An important inaugural trip took place on December 27 when a new 91-kilometre (57-mile) high-speed train route officially began connecting the cities of Beijing and Xiong’an travelling up 350 km/hour (217 m/hr).
The bullet trains took their initial run on a line built during the harshest months of Covid-19, when China was contagion-proofing to prevent further spread of the virus.
Works were carried out in two phases. The first wrapped up on September 30, 2019 (prior to the pandemic) when the link between the Beijing West Railway Station and Daxing International Airport was completed. The second ended last December and concluded the project. The train terminus is Xiong’An, an emerging city expressly designed to become a sustainable, innovative “smart city” within just a few years.
China thus continues to invest in high-speed rail along with other major world economies, convinced that fast and sustainable transport is one of the most effective paths for future development. This is happening in England, which is building a high-speed train connecting the south with the north; in Italy, where construction work is ongoing to complete Europe’s TEN-T corridors; and of course in the United States, where Webuild Group will take part in the planned construction of the first high-speed train in Texas connecting the cities of Dallas and Houston.
The journey toward Xiong’An
The route begins in Beijing, a megalopolis with 21 million residents. The lightning-fast journey takes less than 50 minutes, and the view out the window looks toward the marshy lands to the southwest of the capital city. The seventeen pairs of trains that run daily on this line can transport up to 600 people, cutting the time needed to cover the nearly 100-kilometre distance (nearly 60 miles) in half.
This train is a trailblazer, witnessing shifts in civilisation and innovation in a place where the future is still “under construction.” At the Xiong’an worksite, China is putting itself to the test, sustainability-wise. In a country of large metropolises, massive industrialisation and widespread pollution, the current challenge is to build a new model for “green” development.
This is the purpose of Xiong’An New Area, the city’s full name. The city was expressly designed to be “smart” and non-polluting, inspired by city living models typical of modern metropolises in Northern Europe.

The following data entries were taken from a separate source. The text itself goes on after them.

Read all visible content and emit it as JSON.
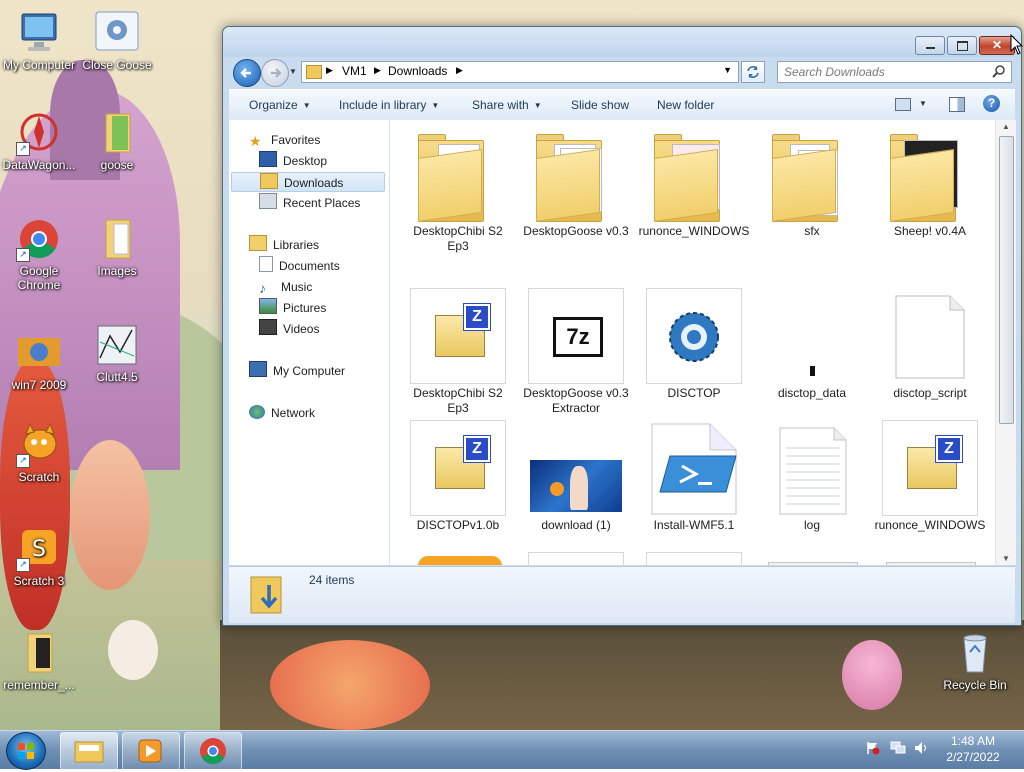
{
  "desktop": {
    "icons": [
      {
        "label": "My Computer"
      },
      {
        "label": "Close Goose"
      },
      {
        "label": "DataWagon..."
      },
      {
        "label": "goose"
      },
      {
        "label": "Google Chrome"
      },
      {
        "label": "Images"
      },
      {
        "label": "win7 2009"
      },
      {
        "label": "Clutt4.5"
      },
      {
        "label": "Scratch"
      },
      {
        "label": "Scratch 3"
      },
      {
        "label": "remember_..."
      },
      {
        "label": "Recycle Bin"
      }
    ]
  },
  "window": {
    "breadcrumb": [
      "VM1",
      "Downloads"
    ],
    "search_placeholder": "Search Downloads",
    "toolbar": {
      "organize": "Organize",
      "include_in_library": "Include in library",
      "share_with": "Share with",
      "slide_show": "Slide show",
      "new_folder": "New folder"
    },
    "nav": {
      "favorites": "Favorites",
      "desktop": "Desktop",
      "downloads": "Downloads",
      "recent_places": "Recent Places",
      "libraries": "Libraries",
      "documents": "Documents",
      "music": "Music",
      "pictures": "Pictures",
      "videos": "Videos",
      "my_computer": "My Computer",
      "network": "Network"
    },
    "files": [
      {
        "name": "DesktopChibi S2 Ep3",
        "kind": "folder"
      },
      {
        "name": "DesktopGoose v0.3",
        "kind": "folder"
      },
      {
        "name": "runonce_WINDOWS",
        "kind": "folder"
      },
      {
        "name": "sfx",
        "kind": "folder"
      },
      {
        "name": "Sheep! v0.4A",
        "kind": "folder"
      },
      {
        "name": "DesktopChibi S2 Ep3",
        "kind": "zip"
      },
      {
        "name": "DesktopGoose v0.3 Extractor",
        "kind": "7z"
      },
      {
        "name": "DISCTOP",
        "kind": "gear"
      },
      {
        "name": "disctop_data",
        "kind": "data"
      },
      {
        "name": "disctop_script",
        "kind": "blank"
      },
      {
        "name": "DISCTOPv1.0b",
        "kind": "zip"
      },
      {
        "name": "download (1)",
        "kind": "image"
      },
      {
        "name": "Install-WMF5.1",
        "kind": "powershell"
      },
      {
        "name": "log",
        "kind": "text"
      },
      {
        "name": "runonce_WINDOWS",
        "kind": "zip"
      }
    ],
    "status": {
      "count": "24 items"
    }
  },
  "taskbar": {
    "time": "1:48 AM",
    "date": "2/27/2022"
  }
}
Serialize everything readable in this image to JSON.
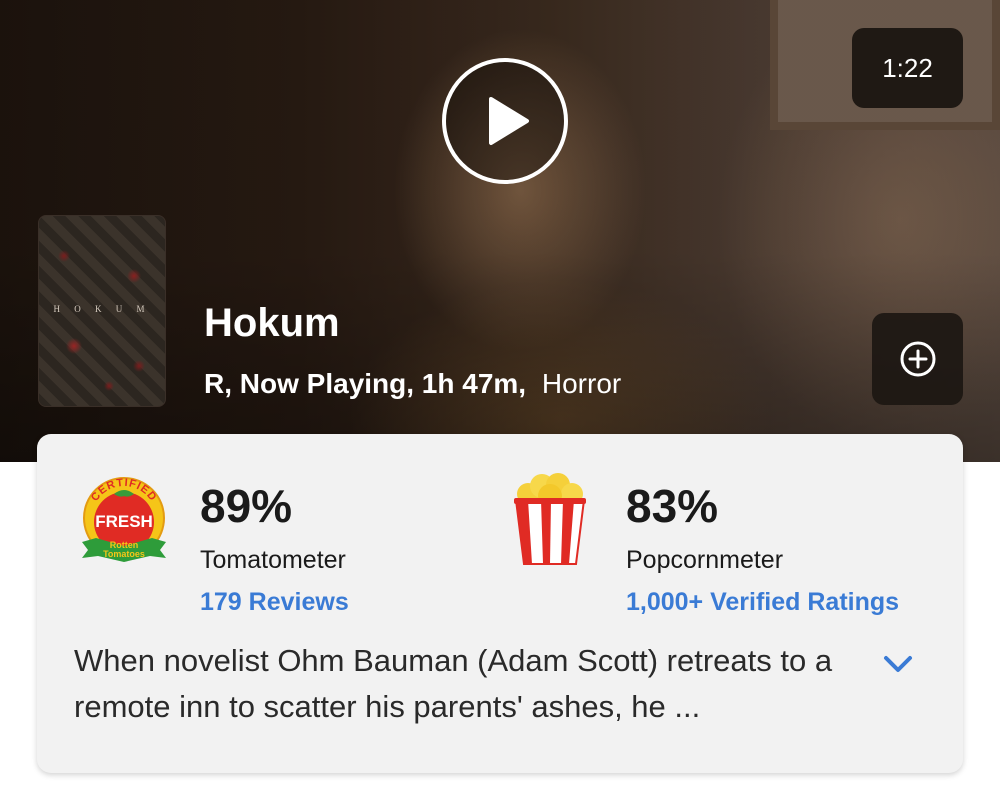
{
  "video": {
    "duration": "1:22"
  },
  "movie": {
    "title": "Hokum",
    "meta_main": "R, Now Playing, 1h 47m,",
    "genre": "Horror",
    "poster_title": "H O K U M"
  },
  "tomatometer": {
    "score": "89%",
    "label": "Tomatometer",
    "reviews_link": "179 Reviews",
    "badge": {
      "top_text": "CERTIFIED",
      "main_text": "FRESH",
      "bottom_text_1": "Rotten",
      "bottom_text_2": "Tomatoes"
    }
  },
  "popcornmeter": {
    "score": "83%",
    "label": "Popcornmeter",
    "ratings_link": "1,000+ Verified Ratings"
  },
  "synopsis": {
    "text": "When novelist Ohm Bauman (Adam Scott) retreats to a remote inn to scatter his parents' ashes, he ..."
  },
  "icons": {
    "play": "play-icon",
    "add": "plus-circle-icon",
    "expand": "chevron-down-icon"
  },
  "colors": {
    "link": "#3a7bd5",
    "fresh_red": "#e02b24",
    "badge_yellow": "#f5c518",
    "banner_green": "#2e9c3a"
  }
}
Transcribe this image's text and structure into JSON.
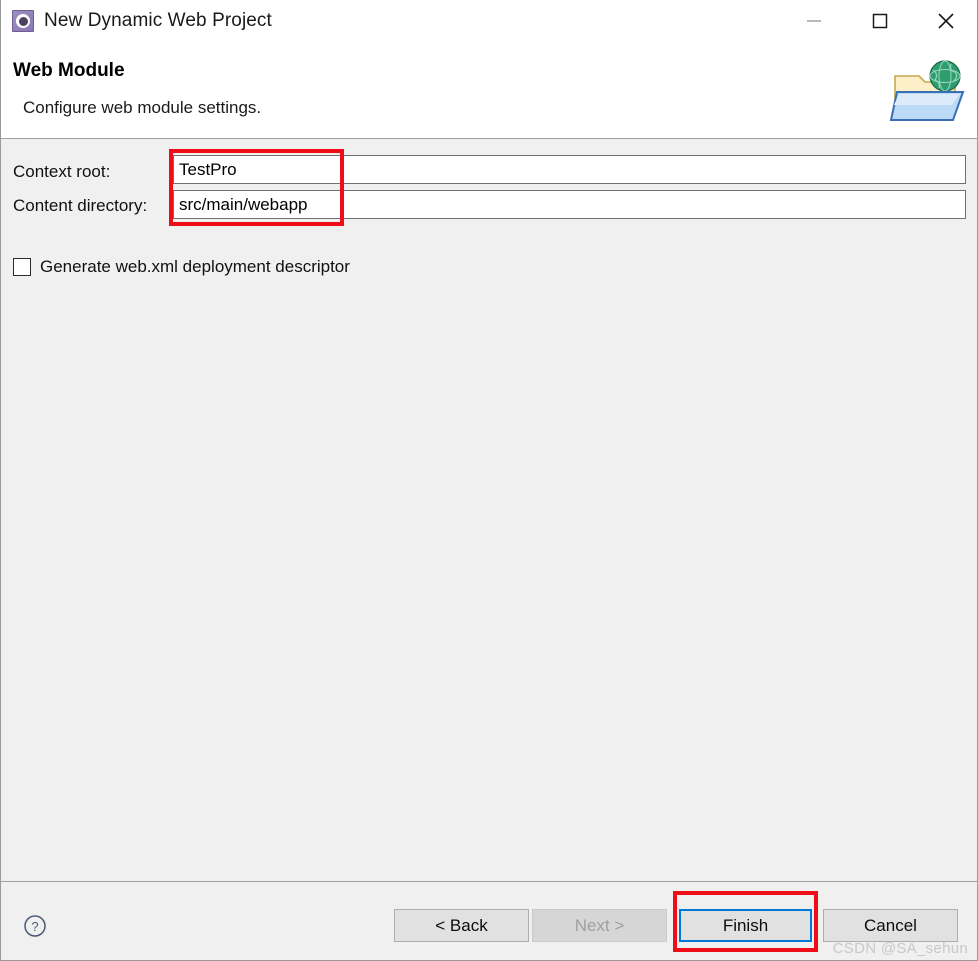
{
  "window": {
    "title": "New Dynamic Web Project",
    "icon": "eclipse-project-gear-icon",
    "controls": {
      "minimize": "minimize-icon",
      "maximize": "maximize-icon",
      "close": "close-icon"
    }
  },
  "header": {
    "title": "Web Module",
    "description": "Configure web module settings.",
    "banner_icon": "web-folder-globe-icon"
  },
  "form": {
    "fields": [
      {
        "id": "context-root",
        "label": "Context root:",
        "value": "TestPro",
        "placeholder": ""
      },
      {
        "id": "content-directory",
        "label": "Content directory:",
        "value": "src/main/webapp",
        "placeholder": ""
      }
    ],
    "checkbox": {
      "label": "Generate web.xml deployment descriptor",
      "checked": false
    }
  },
  "footer": {
    "help_icon": "help-question-icon",
    "buttons": [
      {
        "id": "back",
        "label": "< Back",
        "enabled": true,
        "default": false
      },
      {
        "id": "next",
        "label": "Next >",
        "enabled": false,
        "default": false
      },
      {
        "id": "finish",
        "label": "Finish",
        "enabled": true,
        "default": true
      },
      {
        "id": "cancel",
        "label": "Cancel",
        "enabled": true,
        "default": false
      }
    ],
    "watermark": "CSDN @SA_sehun"
  },
  "annotations": {
    "fields_highlight": "red-rectangle-around-input-fields",
    "finish_highlight": "red-rectangle-around-finish-button"
  },
  "colors": {
    "annotation_red": "#ef0d18",
    "focus_blue": "#0078d7",
    "dialog_bg": "#f0f0f0",
    "header_bg": "#ffffff"
  }
}
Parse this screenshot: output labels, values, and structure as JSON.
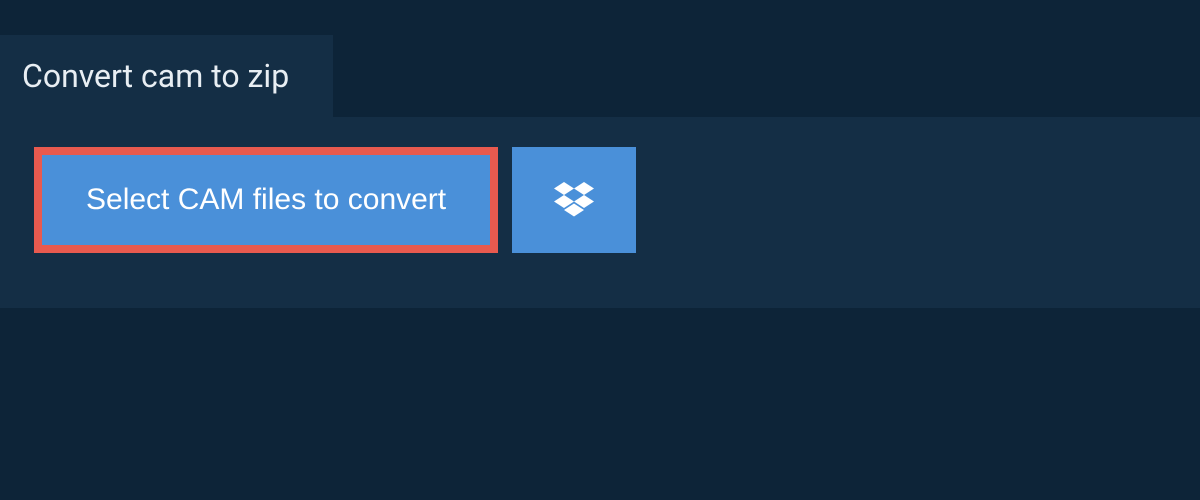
{
  "tab": {
    "title": "Convert cam to zip"
  },
  "actions": {
    "select_label": "Select CAM files to convert"
  },
  "colors": {
    "background": "#0d2438",
    "panel": "#142e45",
    "button": "#4a90d9",
    "highlight_border": "#e85a4f",
    "text_light": "#ffffff"
  }
}
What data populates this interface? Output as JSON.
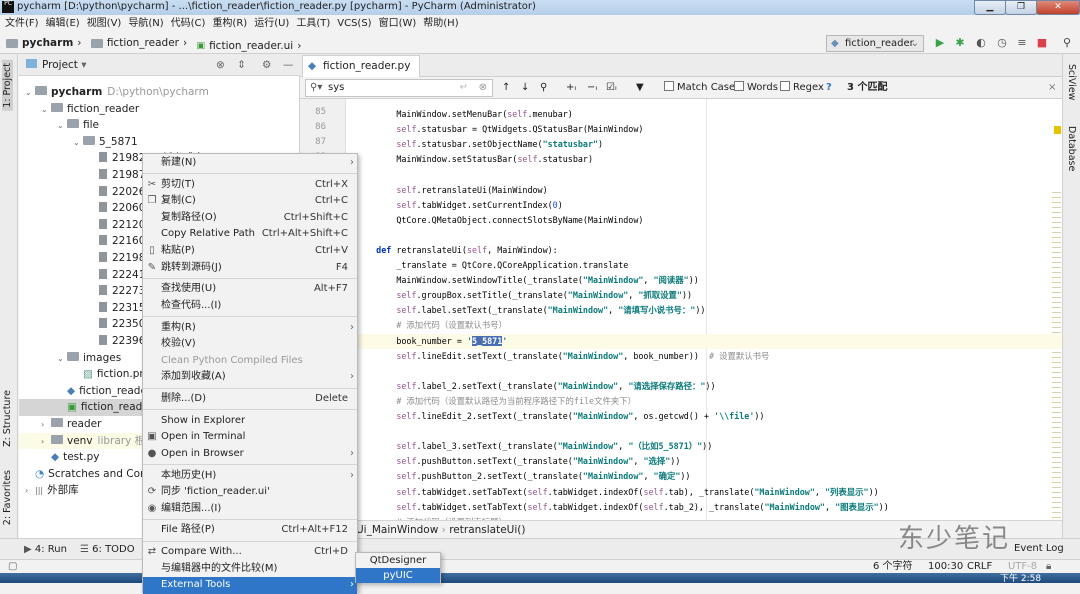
{
  "window": {
    "title": "pycharm [D:\\python\\pycharm] - ...\\fiction_reader\\fiction_reader.py [pycharm] - PyCharm (Administrator)",
    "logo": "PC"
  },
  "menubar": [
    "文件(F)",
    "编辑(E)",
    "视图(V)",
    "导航(N)",
    "代码(C)",
    "重构(R)",
    "运行(U)",
    "工具(T)",
    "VCS(S)",
    "窗口(W)",
    "帮助(H)"
  ],
  "breadcrumb": [
    "pycharm",
    "fiction_reader",
    "fiction_reader.ui"
  ],
  "run_config": "fiction_reader",
  "toolbar_icons": [
    "run-icon",
    "debug-icon",
    "coverage-icon",
    "profile-icon",
    "concurrency-icon",
    "stop-icon",
    "search-icon"
  ],
  "left_strip": {
    "project": "1: Project",
    "structure": "Z: Structure",
    "favorites": "2: Favorites"
  },
  "right_strip": {
    "sciview": "SciView",
    "database": "Database"
  },
  "project": {
    "title": "Project",
    "tree": [
      {
        "label": "pycharm",
        "hint": "D:\\python\\pycharm",
        "type": "folder",
        "depth": 0,
        "expanded": true
      },
      {
        "label": "fiction_reader",
        "type": "folder",
        "depth": 1,
        "expanded": true
      },
      {
        "label": "file",
        "type": "folder",
        "depth": 2,
        "expanded": true
      },
      {
        "label": "5_5871",
        "type": "folder",
        "depth": 3,
        "expanded": true
      },
      {
        "label": "2198283 新书感言.txt",
        "type": "file",
        "depth": 4
      },
      {
        "label": "21987",
        "type": "file",
        "depth": 4
      },
      {
        "label": "22026",
        "type": "file",
        "depth": 4
      },
      {
        "label": "22060",
        "type": "file",
        "depth": 4
      },
      {
        "label": "22120",
        "type": "file",
        "depth": 4
      },
      {
        "label": "22160",
        "type": "file",
        "depth": 4
      },
      {
        "label": "22198",
        "type": "file",
        "depth": 4
      },
      {
        "label": "22241",
        "type": "file",
        "depth": 4
      },
      {
        "label": "22273",
        "type": "file",
        "depth": 4
      },
      {
        "label": "22315",
        "type": "file",
        "depth": 4
      },
      {
        "label": "22350",
        "type": "file",
        "depth": 4
      },
      {
        "label": "22396",
        "type": "file",
        "depth": 4
      },
      {
        "label": "images",
        "type": "folder",
        "depth": 2,
        "expanded": true
      },
      {
        "label": "fiction.png",
        "type": "image",
        "depth": 3
      },
      {
        "label": "fiction_reader",
        "type": "python",
        "depth": 2
      },
      {
        "label": "fiction_reader",
        "type": "ui",
        "depth": 2,
        "selected": true
      },
      {
        "label": "reader",
        "type": "folder",
        "depth": 1,
        "expanded": false
      },
      {
        "label": "venv",
        "hint": "library 根",
        "type": "folder",
        "depth": 1,
        "expanded": false,
        "library": true
      },
      {
        "label": "test.py",
        "type": "python",
        "depth": 1
      },
      {
        "label": "Scratches and Conso",
        "type": "scratch",
        "depth": 0
      },
      {
        "label": "外部库",
        "type": "lib",
        "depth": 0,
        "expanded": false
      }
    ]
  },
  "editor": {
    "tab": "fiction_reader.py",
    "search": {
      "value": "sys",
      "match_case": "Match Case",
      "words": "Words",
      "regex": "Regex",
      "help": "?",
      "matches": "3 个匹配"
    },
    "first_line": 85,
    "current_line": 100,
    "lines": [
      "        MainWindow.setMenuBar(self.menubar)",
      "        self.statusbar = QtWidgets.QStatusBar(MainWindow)",
      "        self.statusbar.setObjectName(\"statusbar\")",
      "        MainWindow.setStatusBar(self.statusbar)",
      "",
      "        self.retranslateUi(MainWindow)",
      "        self.tabWidget.setCurrentIndex(0)",
      "        QtCore.QMetaObject.connectSlotsByName(MainWindow)",
      "",
      "    def retranslateUi(self, MainWindow):",
      "        _translate = QtCore.QCoreApplication.translate",
      "        MainWindow.setWindowTitle(_translate(\"MainWindow\", \"阅读器\"))",
      "        self.groupBox.setTitle(_translate(\"MainWindow\", \"抓取设置\"))",
      "        self.label.setText(_translate(\"MainWindow\", \"请填写小说书号：\"))",
      "        # 添加代码（设置默认书号）",
      "        book_number = '5_5871'",
      "        self.lineEdit.setText(_translate(\"MainWindow\", book_number))  # 设置默认书号",
      "",
      "        self.label_2.setText(_translate(\"MainWindow\", \"请选择保存路径：\"))",
      "        # 添加代码（设置默认路径为当前程序路径下的file文件夹下）",
      "        self.lineEdit_2.setText(_translate(\"MainWindow\", os.getcwd() + '\\\\file'))",
      "",
      "        self.label_3.setText(_translate(\"MainWindow\", \"（比如5_5871）\"))",
      "        self.pushButton.setText(_translate(\"MainWindow\", \"选择\"))",
      "        self.pushButton_2.setText(_translate(\"MainWindow\", \"确定\"))",
      "        self.tabWidget.setTabText(self.tabWidget.indexOf(self.tab), _translate(\"MainWindow\", \"列表显示\"))",
      "        self.tabWidget.setTabText(self.tabWidget.indexOf(self.tab_2), _translate(\"MainWindow\", \"图表显示\"))",
      "        # 添加代码（设置列表标题）"
    ],
    "selection": "5_5871",
    "crumb": [
      "Ui_MainWindow",
      "retranslateUi()"
    ]
  },
  "context_menu": [
    {
      "label": "新建(N)",
      "submenu": true
    },
    {
      "sep": true
    },
    {
      "label": "剪切(T)",
      "shortcut": "Ctrl+X",
      "icon": "✂",
      "icon_name": "cut-icon"
    },
    {
      "label": "复制(C)",
      "shortcut": "Ctrl+C",
      "icon": "❐",
      "icon_name": "copy-icon"
    },
    {
      "label": "复制路径(O)",
      "shortcut": "Ctrl+Shift+C"
    },
    {
      "label": "Copy Relative Path",
      "shortcut": "Ctrl+Alt+Shift+C"
    },
    {
      "label": "粘贴(P)",
      "shortcut": "Ctrl+V",
      "icon": "▯",
      "icon_name": "paste-icon"
    },
    {
      "label": "跳转到源码(J)",
      "shortcut": "F4",
      "icon": "✎",
      "icon_name": "edit-source-icon"
    },
    {
      "sep": true
    },
    {
      "label": "查找使用(U)",
      "shortcut": "Alt+F7"
    },
    {
      "label": "检查代码...(I)"
    },
    {
      "sep": true
    },
    {
      "label": "重构(R)",
      "submenu": true
    },
    {
      "label": "校验(V)"
    },
    {
      "label": "Clean Python Compiled Files",
      "disabled": true
    },
    {
      "label": "添加到收藏(A)",
      "submenu": true
    },
    {
      "sep": true
    },
    {
      "label": "删除...(D)",
      "shortcut": "Delete"
    },
    {
      "sep": true
    },
    {
      "label": "Show in Explorer"
    },
    {
      "label": "Open in Terminal",
      "icon": "▣",
      "icon_name": "terminal-icon"
    },
    {
      "label": "Open in Browser",
      "submenu": true,
      "icon": "●",
      "icon_name": "browser-icon"
    },
    {
      "sep": true
    },
    {
      "label": "本地历史(H)",
      "submenu": true
    },
    {
      "label": "同步 'fiction_reader.ui'",
      "icon": "⟳",
      "icon_name": "sync-icon"
    },
    {
      "label": "编辑范围...(I)",
      "icon": "◉",
      "icon_name": "scope-icon"
    },
    {
      "sep": true
    },
    {
      "label": "File 路径(P)",
      "shortcut": "Ctrl+Alt+F12"
    },
    {
      "sep": true
    },
    {
      "label": "Compare With...",
      "shortcut": "Ctrl+D",
      "icon": "⇄",
      "icon_name": "compare-icon"
    },
    {
      "label": "与编辑器中的文件比较(M)"
    },
    {
      "label": "External Tools",
      "submenu": true,
      "active": true
    }
  ],
  "submenu": [
    {
      "label": "QtDesigner"
    },
    {
      "label": "pyUIC",
      "active": true
    }
  ],
  "bottom_tools": {
    "run": "4: Run",
    "todo": "6: TODO",
    "event_log": "Event Log"
  },
  "status": {
    "chars": "6 个字符",
    "position": "100:30",
    "line_sep": "CRLF",
    "encoding": "UTF-8"
  },
  "taskbar": {
    "clock": "下午 2:58"
  },
  "watermark": "东少笔记",
  "colors": {
    "accent": "#2f76c9",
    "selection": "#4a6eb0",
    "string": "#0a7a7a",
    "self": "#94558d"
  }
}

As part of this major challenge, the Intercity Railway is the first strategic infrastructure connecting Xiong’An with Beijing and the rest of the country. But its impact is not limited to connections between the two cities: the railway will help accelerate development of the Beijing-Tianjin-Hebei area, creating another enormous productive cluster on the heels of what China has already accomplished in the Yangtze.
The ‘city of the future’ for a sustainable China
Some observers are saying that Xiong’An is a historic experiment. The city is proof that China has set off on a new, transformative path, shifting its approach to production and going from being the leading emitter of greenhouse gases to one of the world champions in green technology production.
Spanish architect Vicente Guallart, who was commissioned to design one of the new city’s districts, explains the significance of the Xiong’an operation well.
“We are finishing a pandemic,” said Guallart, “and now is a moment to ratify how we are going to live with new ecological principles to merge humanity and nature.”
Practically speaking, work on the construction sites in Xiong’An is still underway and preparing the area to host some 2.5 million residents by 2030. Homes and businesses will only use clean energy, and electric vehicles and sustainable mobility options will be the main forms of transport.
Wooden buildings and drones: Xiong’An’s “green lessons”
Transport, social life, work, and leisure time: in the city of the future, all of these will be transformed. More specifically, the tools for moving, working and interacting will all change, becoming more oriented toward sustainability and innovation. In the neighborhoods currently under construction, most houses will be made of wood, with remote working spaces provided for at home. Buildings will be equipped with solar panels and terraces for drone landings, the main mode of delivery for a variety of services and goods.
Amid the futuristic neighborhoods of Xiong’An, the Chinese government aims to open new hospitals, universities, and headquarters of state-owned enterprises, as well as technology companies. These will include a innovation hub supported by the United Kingdom with an investment worth $11.4 billion (€9.35 billion), along with the headquarters of the three major Chinese technology companies: Baidu, Alibaba and Tencent. According to American multinational bank Morgan Stanley, the city will draw $380 billion (€311 billion) in overall investment.
Announced by Chinese President Xi Jinping in April 2017, Xiong’an is slated to be the first of 500 new cities built to reframe the “smart city” concept. This set of new cities is primed to become the main tool to reduce harmful air pollution levels, which are particularly high in the province of Hebei in the north of China.
It’s a new urban experiment that’s not too far removed from the one that took place 40 years ago, when Deng Xiaoping embraced the idea of a large city on Lake Balyandgian, which at the time had previously only been home to fishing families. Forty years later, the megalopolis of Shenzhen has taken the place of that sleepy fishing village. 20 million residents are now concentrated in one of China’s most powerful economic and financial hubs. The success of that experiment is a good indication of the prospects for Xiong’an.